Working data:
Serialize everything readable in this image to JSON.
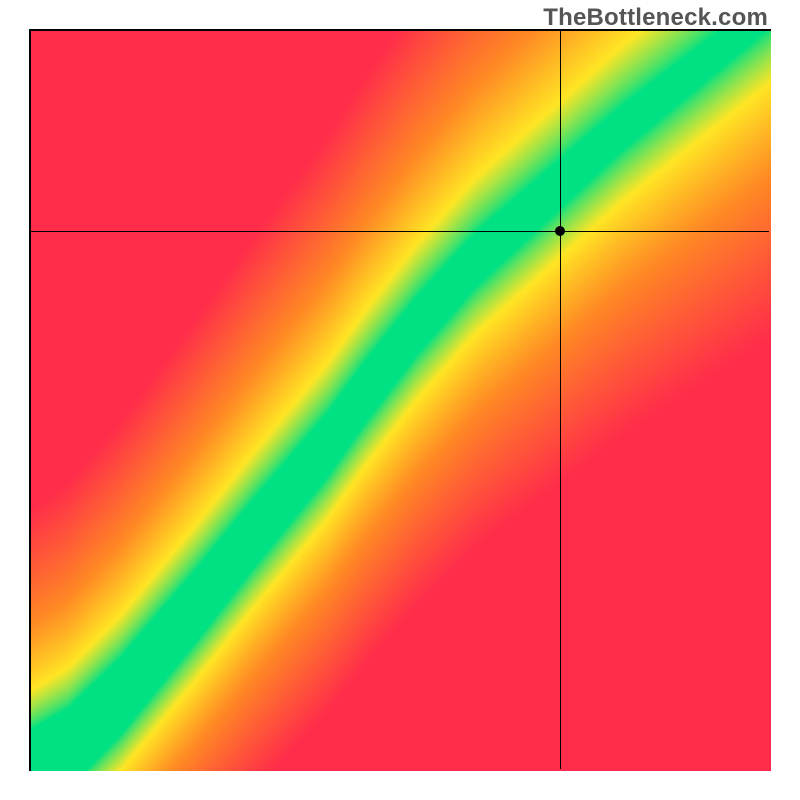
{
  "watermark": "TheBottleneck.com",
  "colors": {
    "green": "#00e184",
    "yellow": "#ffe625",
    "orange": "#ff8a24",
    "red": "#ff2c4b"
  },
  "chart_data": {
    "type": "heatmap",
    "title": "",
    "xlabel": "",
    "ylabel": "",
    "xlim": [
      0,
      100
    ],
    "ylim": [
      0,
      100
    ],
    "grid": false,
    "legend": false,
    "marker": {
      "x": 71.5,
      "y": 73
    },
    "crosshair": {
      "x": 71.5,
      "y": 73
    },
    "ridge": [
      {
        "x": 0,
        "y": 0
      },
      {
        "x": 5,
        "y": 3
      },
      {
        "x": 12,
        "y": 10
      },
      {
        "x": 22,
        "y": 22
      },
      {
        "x": 30,
        "y": 32
      },
      {
        "x": 40,
        "y": 44
      },
      {
        "x": 45,
        "y": 51
      },
      {
        "x": 52,
        "y": 60
      },
      {
        "x": 60,
        "y": 69
      },
      {
        "x": 70,
        "y": 78
      },
      {
        "x": 80,
        "y": 87
      },
      {
        "x": 90,
        "y": 95
      },
      {
        "x": 100,
        "y": 103
      }
    ],
    "plateau_half_width": 4,
    "falloff_scale": 40,
    "note": "Color encodes match quality: green = ideal along the ridge, yellow → orange → red with increasing distance. Values are read off pixel positions; axes carry no tick labels."
  }
}
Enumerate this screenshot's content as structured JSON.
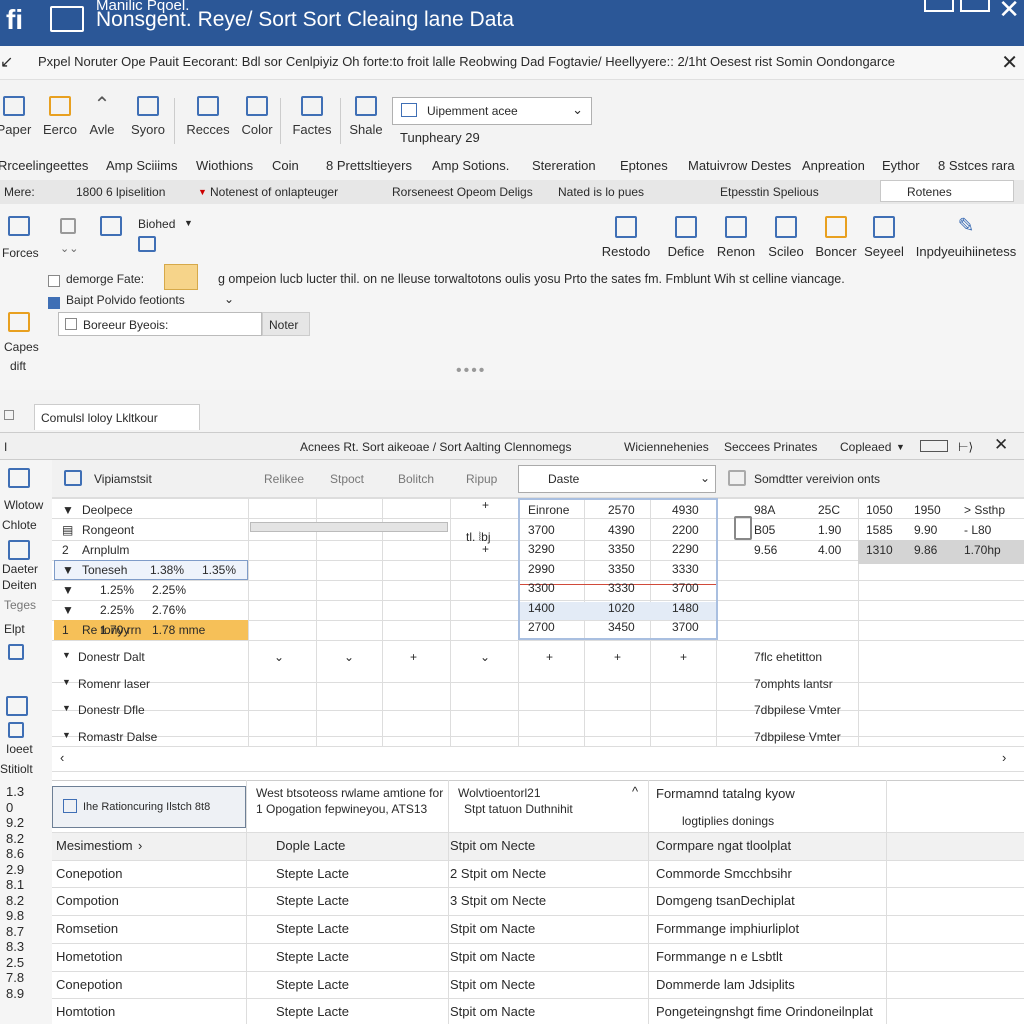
{
  "titlebar": {
    "line1": "Manilic Pqoel.",
    "line2": "Nonsgent. Reye/ Sort Sort Cleaing lane Data"
  },
  "infobar": {
    "text": "Pxpel Noruter Ope Pauit Eecorant: Bdl sor Cenlpiyiz Oh forte:to froit lalle Reobwing Dad Fogtavie/ Heellyyere:: 2/1ht Oesest rist Somin Oondongarce"
  },
  "ribbon": {
    "buttons": [
      "Paper",
      "Eerco",
      "Avle",
      "Syoro",
      "Recces",
      "Color",
      "Factes",
      "Shale"
    ],
    "dropdown": "Uipemment acee",
    "date_label": "Tunpheary 29"
  },
  "menu": [
    "Rrceelingeettes",
    "Amp Sciiims",
    "Wiothions",
    "Coin",
    "8 Prettsltieyers",
    "Amp Sotions.",
    "Stereration",
    "Eptones",
    "Matuivrow Destes",
    "Anpreation",
    "Eythor",
    "8 Sstces rara"
  ],
  "filters": {
    "label": "Mere:",
    "items": [
      "1800 6 lpiselition",
      "Notenest of onlapteuger",
      "Rorseneest Opeom Deligs",
      "Nated is lo pues",
      "Etpesstin Spelious"
    ],
    "box": "Rotenes"
  },
  "options": {
    "forces_label": "Forces",
    "header": "Biohed",
    "right_buttons": [
      "Restodo",
      "Defice",
      "Renon",
      "Scileo",
      "Boncer",
      "Seyeel",
      "Inpdyeuihiinetess"
    ],
    "check1": "demorge Fate:",
    "check1_desc": "g ompeion lucb lucter thil. on ne lleuse torwaltotons oulis yosu Prto the sates fm. Fmblunt Wih st celline viancage.",
    "check2": "Baipt Polvido feotionts",
    "capes": "Capes",
    "diff": "dift",
    "input": "Boreeur Byeois:",
    "input_btn": "Noter"
  },
  "tab": "Comulsl loloy Lkltkour",
  "sheethead": {
    "left": "I",
    "title": "Acnees Rt. Sort aikeoae / Sort Aalting Clennomegs",
    "r1": "Wiciennehenies",
    "r2": "Seccees Prinates",
    "r3": "Copleaed"
  },
  "sidebar": [
    "Wlotow",
    "Chlote",
    "Daeter",
    "Deiten",
    "Teges",
    "Elpt",
    "Ioeet",
    "Stitiolt"
  ],
  "grid": {
    "h1": "Vipiamstsit",
    "h2": "Relikee",
    "h3": "Stpoct",
    "h4": "Bolitch",
    "h5": "Ripup",
    "h6": "Daste",
    "h7": "Somdtter vereivion onts",
    "tree": [
      "Deolpece",
      "Rongeont",
      "Arnplulm",
      "Toneseh",
      "",
      "",
      "Re tonyy"
    ],
    "pct1": [
      "",
      "",
      "",
      "1.38%",
      "1.25%",
      "2.25%",
      "1.70 rrn"
    ],
    "pct2": [
      "",
      "",
      "",
      "1.35%",
      "2.25%",
      "2.76%",
      "1.78 mme"
    ],
    "numA": [
      "Einrone",
      "3700",
      "3290",
      "2990",
      "3300",
      "1400",
      "2700"
    ],
    "numB": [
      "2570",
      "4390",
      "3350",
      "3350",
      "3330",
      "1020",
      "3450"
    ],
    "numC": [
      "4930",
      "2200",
      "2290",
      "3330",
      "3700",
      "1480",
      "3700"
    ],
    "right1": [
      "98A",
      "B05",
      "9.56"
    ],
    "right2": [
      "25C",
      "1.90",
      "4.00"
    ],
    "right3": [
      "1050",
      "1585",
      "1310"
    ],
    "right4": [
      "1950",
      "9.90",
      "9.86"
    ],
    "right5": [
      "> Ssthp",
      "- L80",
      "1.70hp"
    ],
    "lower": [
      "Donestr Dalt",
      "Romenr laser",
      "Donestr Dfle",
      "Romastr Dalse"
    ],
    "lower_right": [
      "7flc ehetitton",
      "7omphts lantsr",
      "7dbpilese Vmter",
      "7dbpilese Vmter"
    ]
  },
  "btable": {
    "btn": "Ihe Rationcuring Ilstch 8t8",
    "c2a": "West btsoteoss rwlame amtione for",
    "c2b": "1 Opogation fepwineyou, ATS13",
    "c3a": "Wolvtioentorl21",
    "c3b": "Stpt tatuon Duthnihit",
    "c4a": "Formamnd tatalng kyow",
    "c4b": "logtiplies donings",
    "rownums": [
      "1.3",
      "0",
      "9.2",
      "8.2",
      "8.6",
      "2.9",
      "8.1",
      "8.2",
      "9.8",
      "8.7",
      "8.3",
      "2.5",
      "7.8",
      "8.9"
    ],
    "rows": [
      [
        "Mesimestiom",
        "Dople Lacte",
        "Stpit om Necte",
        "Cormpare ngat tloolplat"
      ],
      [
        "Conepotion",
        "Stepte Lacte",
        "2 Stpit om Necte",
        "Commorde Smcchbsihr"
      ],
      [
        "Compotion",
        "Stepte Lacte",
        "3 Stpit om Necte",
        "Domgeng tsanDechiplat"
      ],
      [
        "Romsetion",
        "Stepte Lacte",
        "Stpit om Nacte",
        "Formmange imphiurliplot"
      ],
      [
        "Hometotion",
        "Stepte Lacte",
        "Stpit om Nacte",
        "Formmange n e Lsbtlt"
      ],
      [
        "Conepotion",
        "Stepte Lacte",
        "Stpit om Necte",
        "Dommerde lam Jdsiplits"
      ],
      [
        "Homtotion",
        "Stepte Lacte",
        "Stpit om Nacte",
        "Pongeteingnshgt fime Orindoneilnplat"
      ]
    ]
  }
}
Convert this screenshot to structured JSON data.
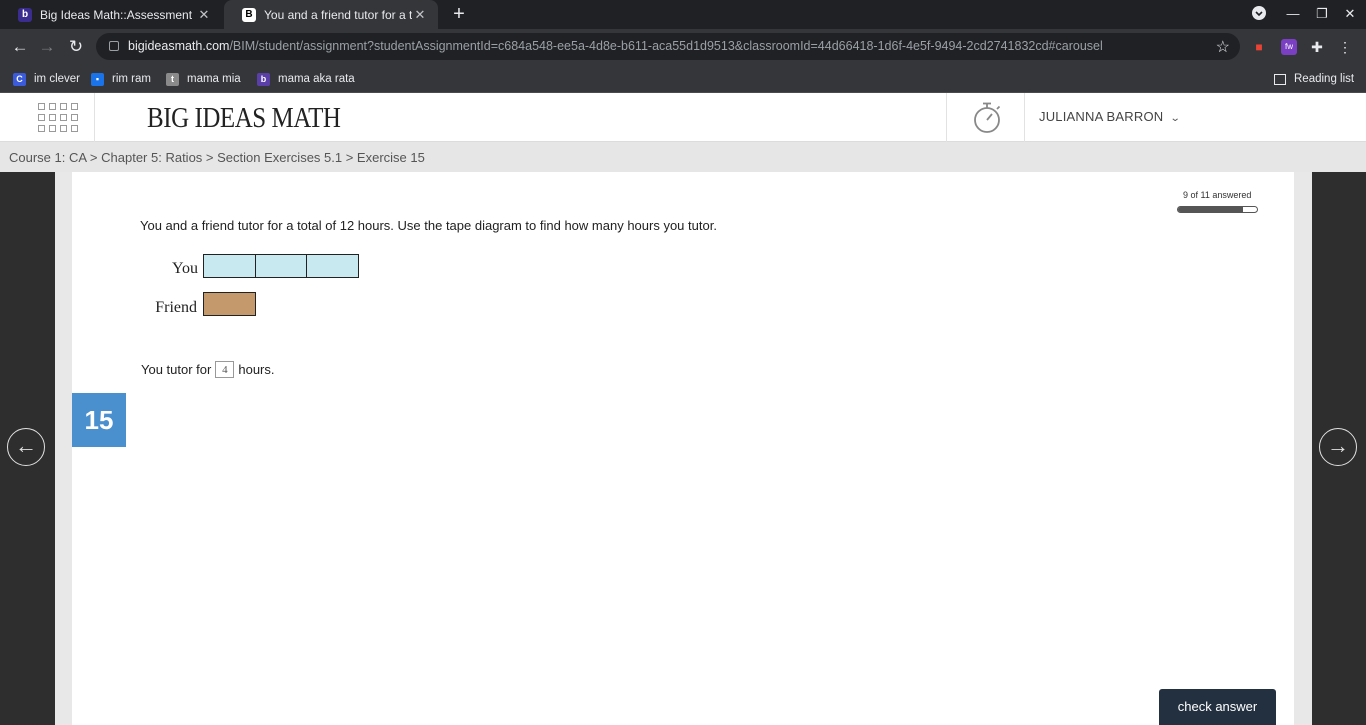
{
  "browser": {
    "tabs": [
      {
        "title": "Big Ideas Math::Assessment",
        "active": false,
        "icon": "big-ideas-favicon"
      },
      {
        "title": "You and a friend tutor for a total",
        "active": true,
        "icon": "brainly-favicon"
      }
    ],
    "url_host": "bigideasmath.com",
    "url_path": "/BIM/student/assignment?studentAssignmentId=c684a548-ee5a-4d8e-b611-aca55d1d9513&classroomId=44d66418-1d6f-4e5f-9494-2cd2741832cd#carousel",
    "bookmarks": [
      {
        "label": "im clever",
        "icon": "clever-icon",
        "color": "#3b5bdb"
      },
      {
        "label": "rim ram",
        "icon": "classroom-icon",
        "color": "#1a73e8"
      },
      {
        "label": "mama mia",
        "icon": "tumblr-icon",
        "color": "#8a8a8a"
      },
      {
        "label": "mama aka rata",
        "icon": "big-ideas-icon",
        "color": "#5b3fa8"
      }
    ],
    "reading_list": "Reading list"
  },
  "app": {
    "logo": "BIG IDEAS MATH",
    "user_name": "JULIANNA BARRON"
  },
  "breadcrumb": "Course 1: CA > Chapter 5: Ratios > Section Exercises 5.1 > Exercise 15",
  "progress": {
    "text": "9 of 11 answered",
    "answered": 9,
    "total": 11
  },
  "question": {
    "prompt": "You and a friend tutor for a total of 12 hours.  Use the tape diagram to find how many hours you tutor.",
    "tape_you_label": "You",
    "tape_friend_label": "Friend",
    "you_units": 3,
    "friend_units": 1,
    "answer_prefix": "You tutor for",
    "answer_value": "4",
    "answer_suffix": "hours.",
    "exercise_number": "15"
  },
  "colors": {
    "you_tape": "#c9e9f1",
    "friend_tape": "#c49a6c",
    "exercise_badge": "#4a8fce",
    "check_button": "#233040"
  },
  "actions": {
    "check_answer": "check answer"
  }
}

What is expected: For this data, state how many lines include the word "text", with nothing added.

Result of this task: 2